Consultant: Too many inmates stay in St. Louis County Jail too longTaxpayers across St. Louis County spent nearly $1.5 million last year to send local criminal suspects to other counties because the jail in Duluth was full.
By: John Myers, Duluth News Tribune
Taxpayers across St. Louis County spent nearly $1.5 million last year to send local criminal suspects to other counties because the jail in Duluth was full.
Over the past decade, that price tag hit more than $11.7 million — not including staff time and transportation costs for deputies to bring prisoners nearly every day to jails in Pine, Aitkin and Mille Lacs counties in Minnesota and Douglas County in Wisconsin.
All those jails have extra beds and are eager to charge about $50 a day per inmate to take St. Louis County’s overload.
The problem isn’t that the St. Louis County Jail in Duluth is too small, it’s that too many of the prisoners are staying too long, a consultant told county commissioners on Tuesday.
More specifically, the problem is the amount of time suspects and convicted criminals spend in jail awaiting hearings, pre-sentence investigations, sentencing and appeals, said Ken Schoen, former commissioner of the Minnesota Department of Corrections and former director of the University of Minnesota Law School Institute of Criminal Justice.
“It’s not because you have more crime or your jail’s too small; it’s because you have a segment of the (jail) population who is using up all your available space with very long stays,” Schoen said. St. Louis County is “experiencing jail overcrowding issues unlike anywhere else in Minnesota.”
The average person in a St. Louis County courtroom has 5.1 hearings per case. In Rochester courts in Olmsted County, the average person has 4.1 hearings, Schoen said. That difference adds up to hundreds more hearings annually and additional jail time for suspects waiting for hearings, Schoen said. In 2011, the difference meant an extra 2,742 hearings in St. Louis County.
The court system and judges should hold fewer hearings and reduce the amount of time between hearings and reduce the number of continuances, Schoen recommended. “Some of this is really saying to the judges: ‘Take control of your courtroom.’ ”
Schoen and others said changes already are under way, and that 6th Judicial District Chief Judge Sean Floerke is working with county staff to institute changes that might reduce the jail problem. Floerke was out of town Tuesday and unreachable for comment. But assistant chief Judge Gary Pagliaccetti said all judges in the district are aware of the overcrowding problem and are “exploring options to try to solve it.”
Crime rate down, inmates up

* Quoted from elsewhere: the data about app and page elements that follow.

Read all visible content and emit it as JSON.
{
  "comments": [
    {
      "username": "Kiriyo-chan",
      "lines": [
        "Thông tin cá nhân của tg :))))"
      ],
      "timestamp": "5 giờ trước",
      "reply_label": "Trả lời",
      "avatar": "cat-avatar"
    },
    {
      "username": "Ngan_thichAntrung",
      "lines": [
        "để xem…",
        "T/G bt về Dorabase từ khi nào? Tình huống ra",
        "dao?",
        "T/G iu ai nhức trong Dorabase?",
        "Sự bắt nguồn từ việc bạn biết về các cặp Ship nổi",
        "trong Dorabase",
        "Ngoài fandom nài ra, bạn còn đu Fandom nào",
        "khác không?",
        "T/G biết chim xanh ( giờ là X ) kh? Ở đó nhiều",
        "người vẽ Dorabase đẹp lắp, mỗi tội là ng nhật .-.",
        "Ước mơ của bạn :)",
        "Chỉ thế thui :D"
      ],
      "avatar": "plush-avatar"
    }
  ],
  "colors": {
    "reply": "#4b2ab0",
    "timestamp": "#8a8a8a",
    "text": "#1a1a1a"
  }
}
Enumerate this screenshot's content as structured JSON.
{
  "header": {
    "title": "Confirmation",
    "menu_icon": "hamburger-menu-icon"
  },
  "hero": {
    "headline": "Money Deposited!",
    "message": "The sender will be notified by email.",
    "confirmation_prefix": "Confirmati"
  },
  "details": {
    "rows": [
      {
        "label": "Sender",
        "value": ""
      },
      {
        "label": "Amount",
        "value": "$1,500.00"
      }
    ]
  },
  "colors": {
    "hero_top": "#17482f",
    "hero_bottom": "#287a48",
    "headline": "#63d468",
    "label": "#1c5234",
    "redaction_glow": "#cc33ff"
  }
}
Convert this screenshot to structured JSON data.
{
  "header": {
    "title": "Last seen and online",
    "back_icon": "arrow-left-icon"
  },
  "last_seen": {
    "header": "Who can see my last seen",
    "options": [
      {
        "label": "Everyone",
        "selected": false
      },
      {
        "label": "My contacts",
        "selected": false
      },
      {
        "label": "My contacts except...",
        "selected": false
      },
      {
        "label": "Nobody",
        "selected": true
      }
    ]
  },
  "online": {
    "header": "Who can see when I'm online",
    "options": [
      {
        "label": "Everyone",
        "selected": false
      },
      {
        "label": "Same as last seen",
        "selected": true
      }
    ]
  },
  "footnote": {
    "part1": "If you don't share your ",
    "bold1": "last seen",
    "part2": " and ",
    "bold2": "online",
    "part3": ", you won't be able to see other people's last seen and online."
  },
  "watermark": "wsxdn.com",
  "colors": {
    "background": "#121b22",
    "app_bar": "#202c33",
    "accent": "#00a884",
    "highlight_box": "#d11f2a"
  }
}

On average in 2011, the county paid to house 255 inmates every night, 170 in its own jail and the other 85 in other county jails.
About 51 percent of the stays at the St. Louis County Jail are three days or less, and 75 percent stay 15 days or less. But 587 long-term inmates — about 12 percent of the total jail population in 2011 — stayed an average of 106 days. Several stayed for more than a year. And one suspect, eventually convicted of murder, stayed 1,523 days, nearly four years, in the county jail awaiting his hearings, trial and sentencing before finally moving on to the state prison system.
Those 587 long-term inmates essentially gobbled up the jail’s capacity for the entire year, Schoen said.
Schoen noted the problem has worsened even as overall crime rates have dropped in recent years. The county jail went from a 10 percent overage a decade ago to 50 percent in 2011, Schoen found.
Schoen looked at the number of jail beds both per capita and per crimes committed in the county, and the Duluth lockup is nearly dead-on average among Minnesota counties with similar populations and similar crime rates.
Only Carlton County is experiencing the same kind of overcrowding and expense of using jails, Schoen noted. Both Carlton and St. Louis counties are in the 6th Judicial District.
Alternatives to jail
Schoen said the problem has many contributing factors and many potential solutions:
“Unless these fixes are applied, the county will continue to spend millions of dollars unnecessarily” housing inmates in other jails, Schoen told commissioners.
Schoen said he has met with nearly all judges in the county and that most had never seen data before explaining the problem.
County Commissioner Keith Nelson said he was reluctant to suggest that judges change their procedures, noting the board holds no authority over the court system.
“I think we can challenge judges in reasonable and appropriate ways, and I think they’re already responding,” said Commissioner Steve O’Neil of Duluth.
Because 75 percent of the inmates are in jail before their case goes to trial, Kay Arola, director of Arrowhead Regional Corrections, the five-county regional criminal justice consortium, said efforts are under way to shorten the time between arrest and trial.
“We’ve already been looking at (streamlining) our pretrial process,” Arola said, noting the system also is “trying to shave another week” off the time between a verdict and sentencing and reducing as well the amount of jail time for less-severe probation violations.
St. Louis County Sheriff Ross Litman said a solution appears within reach.
“Right now, I think we’re getting some traction,” Litman said. “For the first time since I’ve been around … I think we have everyone on board to get some things done.”